Being thrown overboard after only half the race obviously requires dedicated crews who really love sailing. As “Blondie” (another sailing expert) said:

Man overboard, sinking in a sea of love.

Man overboard; he jumped, didn’t need a shove.

It is clear that a lighter boat will be faster. An estimate that a 4% weight increase leads to a 1% speed decrease is based on some simplifying physical assumptions. They are listerd here.

1) Water’s drag force on the hull opposes the driving force of the wind. The water’s drag is equal in magnitude to the wind’s force.

2) The drag is proportional to the submerged cross sectional area of the hull, which is nearly proportional to the total weight.

3) The drag force is also proportional to the square of the boat speed.

4) The total drag force would stay the same if the speed decreased by 2% at the same time that the weight increased by 4%. This follows because a 2% decrease in boat speed corresponds to a 4% decrease in the square of the boat speed.

5) For downwind sailing, slower boat speed means an increased apparent wind speed (with reference to the boat). Combining the decreased boat speed with the increased apparent wind speed means the boat must slow by only about half as much (1%) when its weight is increased by 4%.

Sail shape and mathematics

February 15th, 2010

If a sail is fastened at its foot and luff, the cut of the sail alone does not determined its shape. For this geometry, an “ideal” sail shape is generally not obtainable.

However, if one could fasten all points of the sail edge to a rigid structure, one could essentially determine the entire sail shape. The only requirement is that the sail must have positive curvature (be cup-shaped, not flat and not saddle-shaped) at each interior point.

Thanks to Warren Smith for pointing out this oversight.  The mathematics of this is based on work by Cauchy, Pogorelov and Alexandrov.

Paul Elvstrom and hiking

February 15th, 2010

I was incorrect in claiming that Paul Elvstrom invented hiking. However, he did enormously improve the technique and the hiking equipment. Thanks to James Harper for pointing out my error.


January 6th, 2010

The is an advertisement. I recommend reading the book “Physics of Sailing.” Since I wrote it, this recommendation may be prejudiced.


Left-handed sailors?

December 10th, 2009


A recent collection of signatures from members of the Saratoga Lake Sailing Club revealed an unusually large number of “lefties.” Is the a coincidence, a sign of a good sailor, or a characteristic of people living in obscure places?

Sailboat surfaces, a tricky problem

November 8th, 2009

There are two exotic ways to reduce drag on a sailboat hull.

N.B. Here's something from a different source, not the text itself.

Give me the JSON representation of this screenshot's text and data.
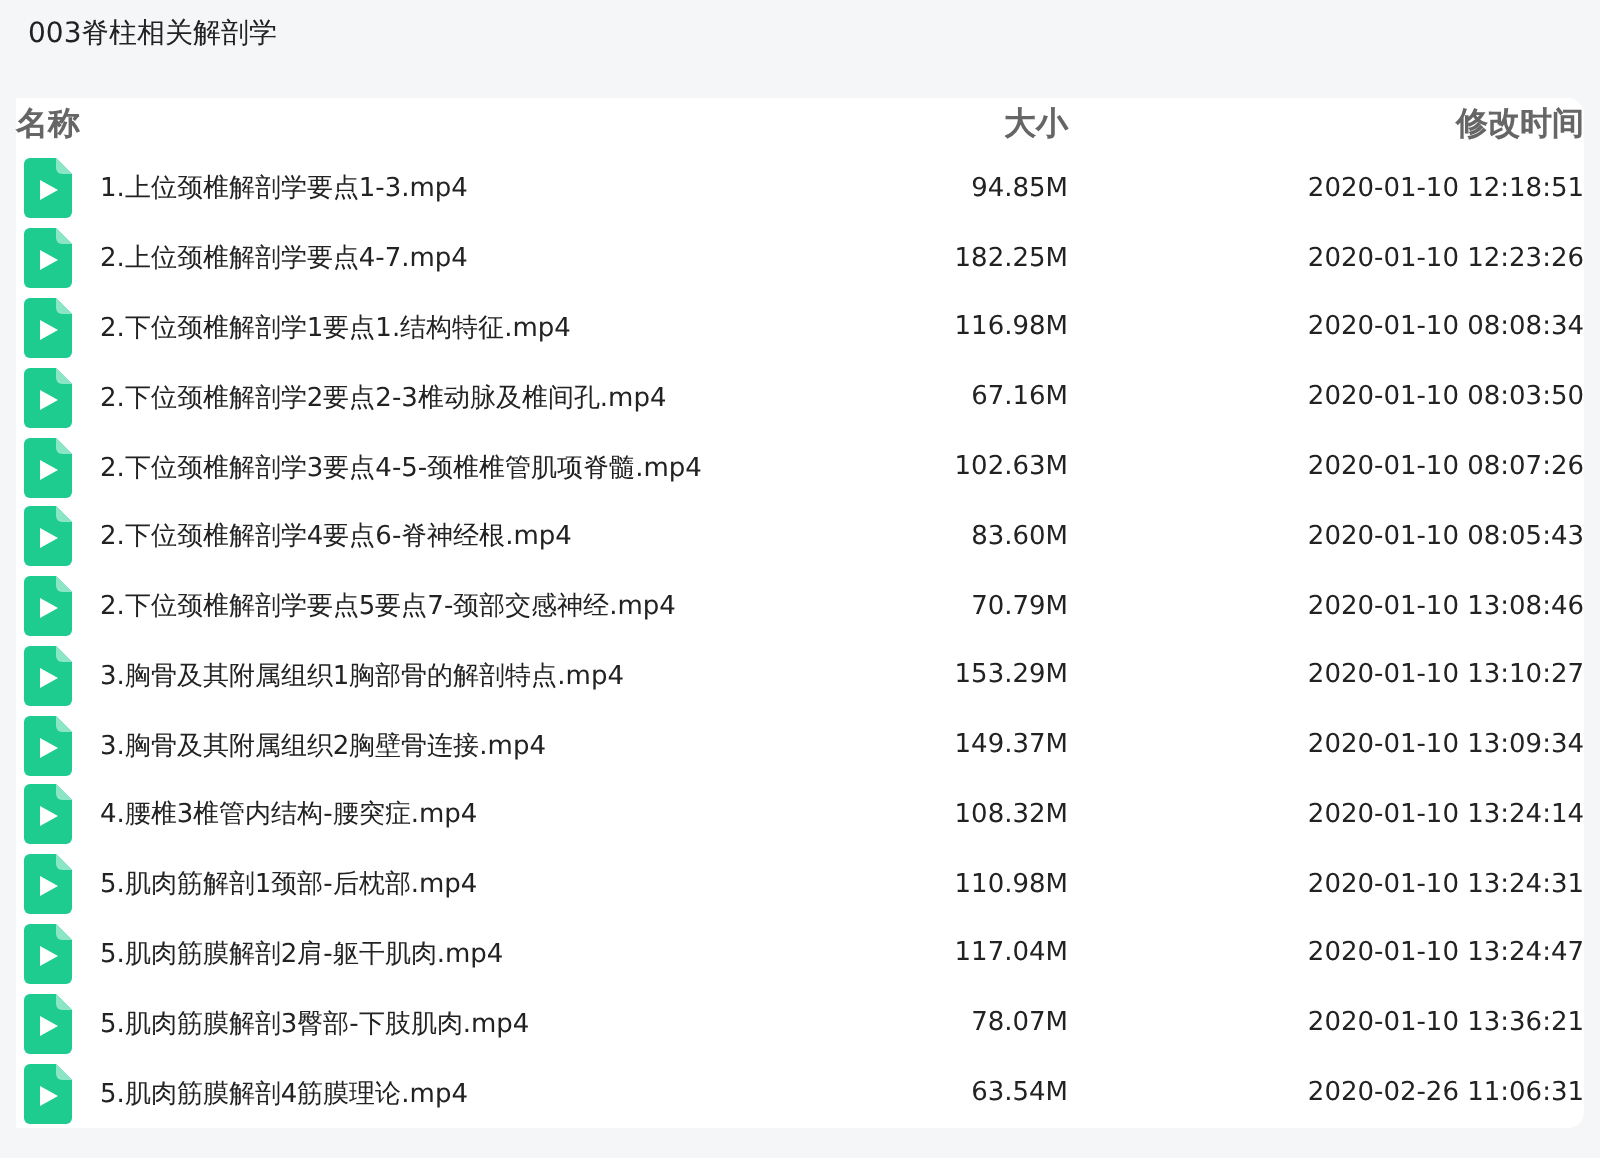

One can add riblets or make the boat sail over a cushion of air.

Dennis Conner and his America’s Cup team coated the hull of Stars and Stripes with riblets, which are tiny groves running parallel to the direction of the water flow past the hull. Riblets may have helped the United States re-capture the 1987 America’s Cup.

Some have speculated that dolphins’ spectacular swimming speed may be associated with their expulsion of ethylene oxide. This gas would act as a cushion between their skin and the water.

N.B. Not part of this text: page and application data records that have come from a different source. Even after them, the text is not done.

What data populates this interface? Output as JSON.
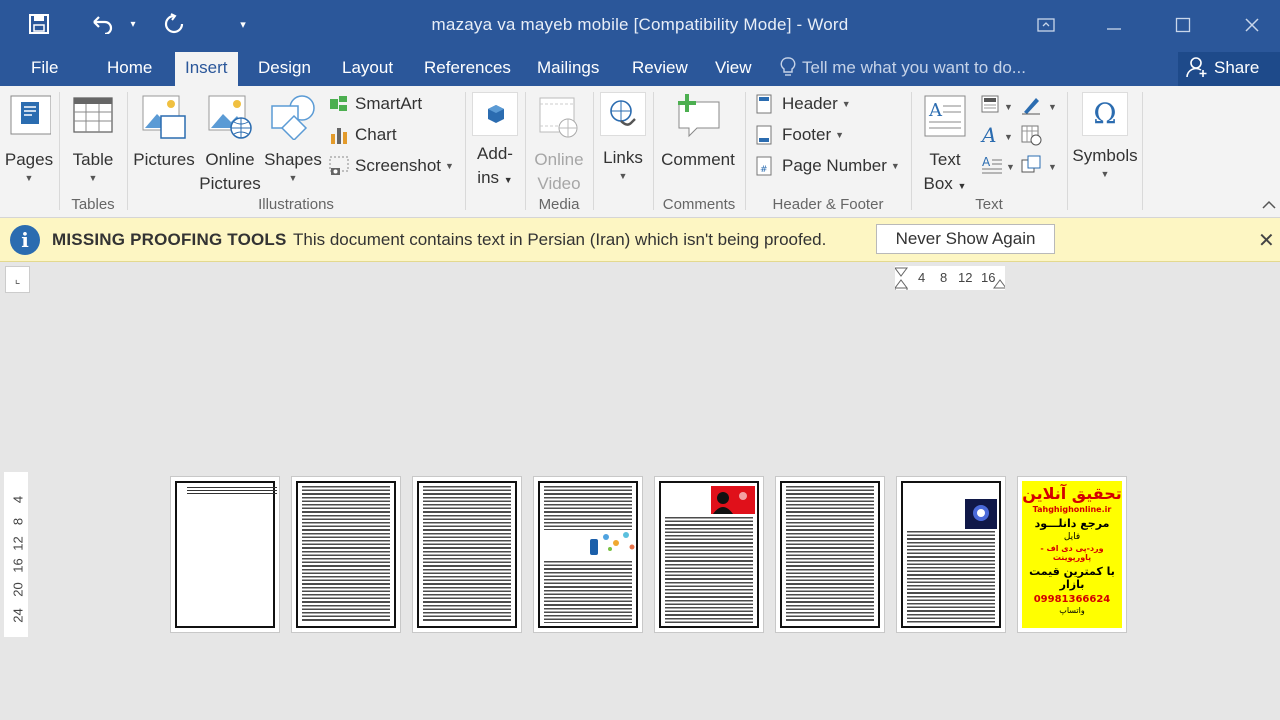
{
  "window": {
    "title": "mazaya va mayeb mobile [Compatibility Mode] - Word"
  },
  "menu": {
    "tabs": [
      {
        "label": "File"
      },
      {
        "label": "Home"
      },
      {
        "label": "Insert"
      },
      {
        "label": "Design"
      },
      {
        "label": "Layout"
      },
      {
        "label": "References"
      },
      {
        "label": "Mailings"
      },
      {
        "label": "Review"
      },
      {
        "label": "View"
      }
    ],
    "active_tab": "Insert",
    "tell_me": "Tell me what you want to do...",
    "share": "Share"
  },
  "ribbon": {
    "pages": "Pages",
    "table": "Table",
    "pictures": "Pictures",
    "online_pictures_1": "Online",
    "online_pictures_2": "Pictures",
    "shapes": "Shapes",
    "smartart": "SmartArt",
    "chart": "Chart",
    "screenshot": "Screenshot",
    "addins_1": "Add-",
    "addins_2": "ins",
    "online_video_1": "Online",
    "online_video_2": "Video",
    "links": "Links",
    "comment": "Comment",
    "header": "Header",
    "footer": "Footer",
    "page_number": "Page Number",
    "text_box_1": "Text",
    "text_box_2": "Box",
    "symbols": "Symbols",
    "groups": {
      "tables": "Tables",
      "illustrations": "Illustrations",
      "media": "Media",
      "comments": "Comments",
      "header_footer": "Header & Footer",
      "text": "Text"
    }
  },
  "message_bar": {
    "title": "MISSING PROOFING TOOLS",
    "text": "This document contains text in Persian (Iran) which isn't being proofed.",
    "button": "Never Show Again"
  },
  "rulers": {
    "horizontal": [
      "4",
      "8",
      "12",
      "16"
    ],
    "vertical": [
      "4",
      "8",
      "12",
      "16",
      "20",
      "24"
    ]
  },
  "thumbnail_ad": {
    "line1": "تحقیق آنلاین",
    "line2": "Tahghighonline.ir",
    "line3": "مرجع دانلـــود",
    "line4": "فایل",
    "line5": "ورد-پی دی اف - پاورپوینت",
    "line6": "با کمترین قیمت بازار",
    "line7": "09981366624",
    "line8": "واتساپ"
  },
  "colors": {
    "word_blue": "#2b579a",
    "message_bar": "#fdf6c3",
    "ad_yellow": "#ffff00",
    "ad_red": "#d40000"
  }
}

Dolphins almost certainly don’t sweat enough gas to make a difference, but the idea of using a gas to reduce drag has been around for a long time. One could put a “bubbler” near the bow of a sailboat. In principle, the boat would then sail over a thin film of air. This would almost certainly be illegal and impractical.

Recently, Jonathan Rothstein and others at the University of Massachusetts – Amherst have considered physics related to both riblets and the gas cushion. They measured the drag on a surface with grooves. There is a difference. The groves are filled with air. The air is encouraged to remain in the groves because the solid surface is made of a “super-hydrophobic” material. That means it hates water. Small scale experiments on this structure show a real reduction in surface drag. It is not clear how this drag reduction would scale up to the size of a sailboat hull.

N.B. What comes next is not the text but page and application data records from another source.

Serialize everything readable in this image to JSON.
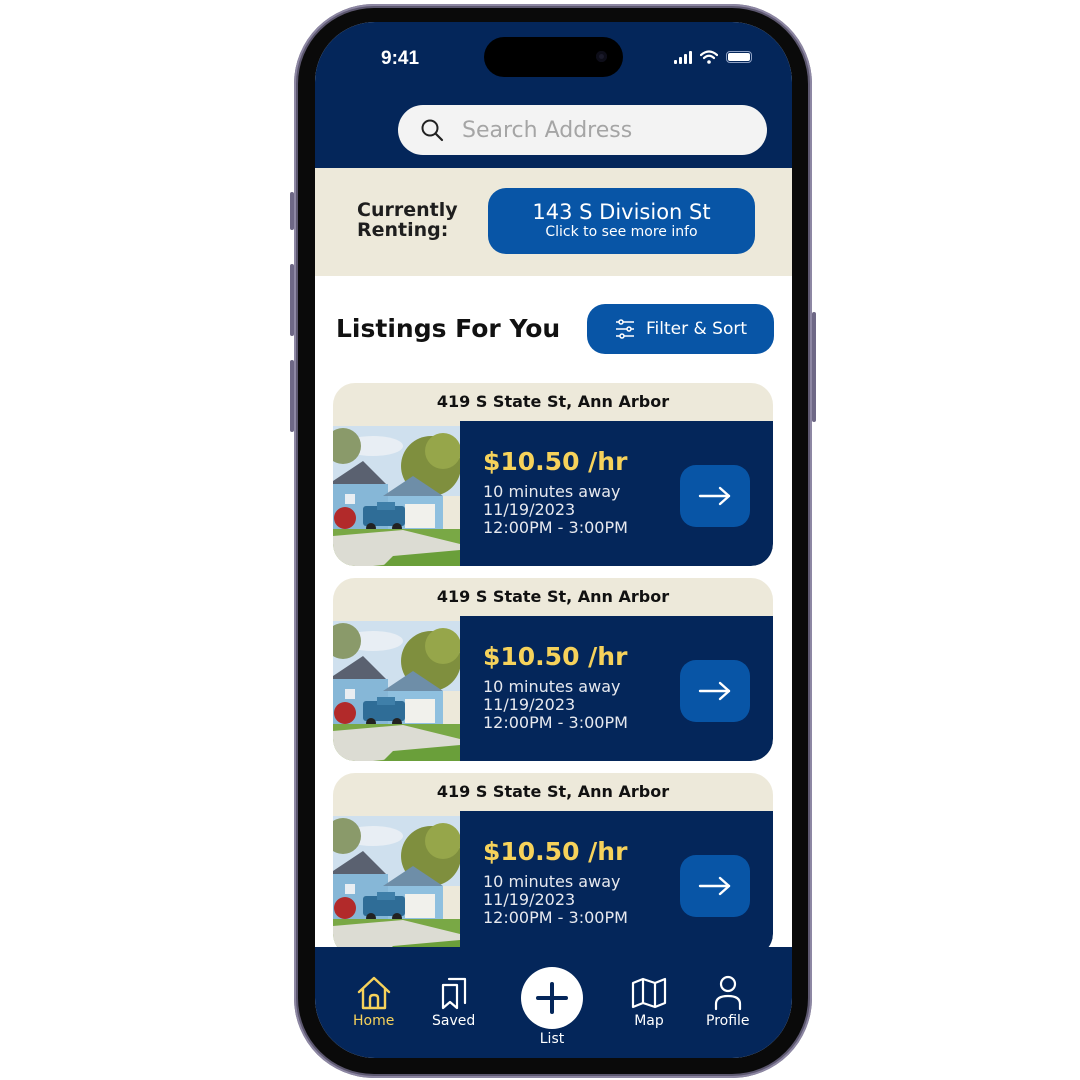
{
  "status_bar": {
    "time": "9:41"
  },
  "search": {
    "placeholder": "Search Address",
    "value": ""
  },
  "renting": {
    "label": "Currently Renting:",
    "label_line1": "Currently",
    "label_line2": "Renting:",
    "address": "143 S Division St",
    "hint": "Click to see more info"
  },
  "listings": {
    "title": "Listings For You",
    "filter_label": "Filter & Sort",
    "items": [
      {
        "address": "419 S State St, Ann Arbor",
        "price": "$10.50 /hr",
        "distance": "10 minutes away",
        "date": "11/19/2023",
        "time_range": "12:00PM - 3:00PM"
      },
      {
        "address": "419 S State St, Ann Arbor",
        "price": "$10.50 /hr",
        "distance": "10 minutes away",
        "date": "11/19/2023",
        "time_range": "12:00PM - 3:00PM"
      },
      {
        "address": "419 S State St, Ann Arbor",
        "price": "$10.50 /hr",
        "distance": "10 minutes away",
        "date": "11/19/2023",
        "time_range": "12:00PM - 3:00PM"
      }
    ]
  },
  "tabbar": {
    "items": [
      {
        "label": "Home",
        "icon": "home-icon",
        "active": true
      },
      {
        "label": "Saved",
        "icon": "bookmarks-icon",
        "active": false
      },
      {
        "label": "List",
        "icon": "plus-icon",
        "active": false
      },
      {
        "label": "Map",
        "icon": "map-icon",
        "active": false
      },
      {
        "label": "Profile",
        "icon": "person-icon",
        "active": false
      }
    ]
  },
  "colors": {
    "navy": "#04265a",
    "blue": "#0855a6",
    "cream": "#ede9da",
    "gold": "#f6d25b"
  }
}
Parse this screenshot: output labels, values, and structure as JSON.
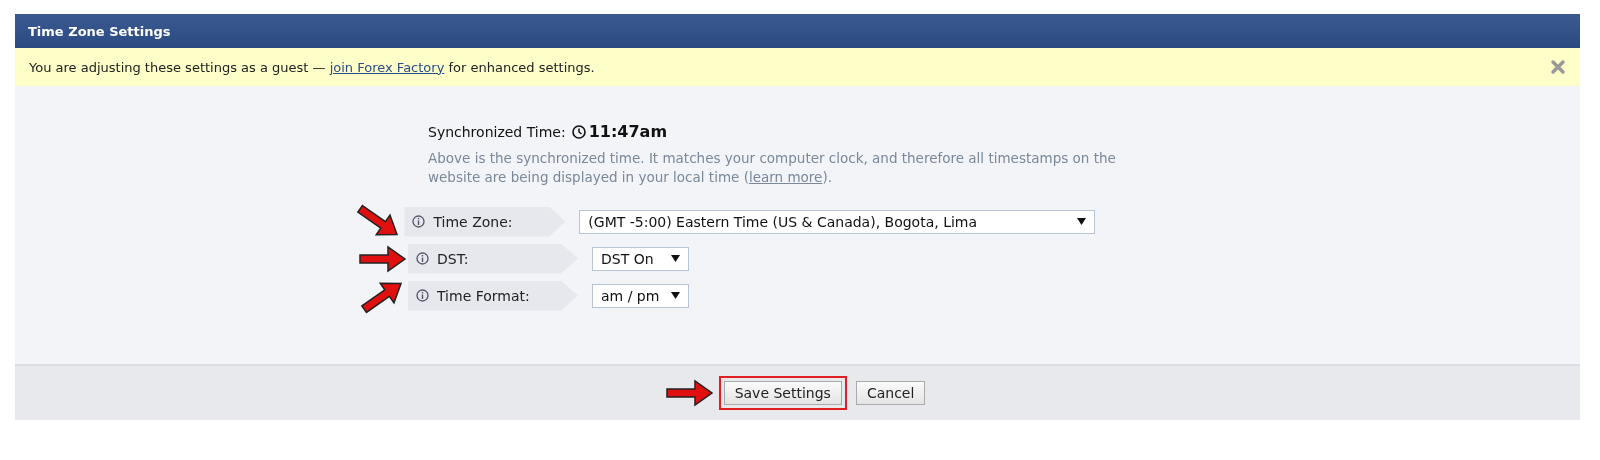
{
  "panel": {
    "title": "Time Zone Settings"
  },
  "notice": {
    "before": "You are adjusting these settings as a guest — ",
    "link": "join Forex Factory",
    "after": " for enhanced settings."
  },
  "sync": {
    "label": "Synchronized Time:",
    "time": "11:47am",
    "description": "Above is the synchronized time. It matches your computer clock, and therefore all timestamps on the website are being displayed in your local time (",
    "link": "learn more",
    "description_end": ")."
  },
  "fields": [
    {
      "label": "Time Zone:",
      "value": "(GMT -5:00) Eastern Time (US & Canada), Bogota, Lima",
      "wide": true,
      "kind": "arrowdown"
    },
    {
      "label": "DST:",
      "value": "DST On",
      "wide": false,
      "kind": "arrowright"
    },
    {
      "label": "Time Format:",
      "value": "am / pm",
      "wide": false,
      "kind": "arrowup"
    }
  ],
  "buttons": [
    {
      "label": "Save Settings",
      "callout": true
    },
    {
      "label": "Cancel",
      "callout": false
    }
  ]
}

It is also far from clear that a finely grooved super-hydrophobic sailboat hull would be practical or affordable, and many would consider it to be unfair competition. The riblets were declared illegal on all racing class sailboats shortly after the 1987 America’s Cup competition.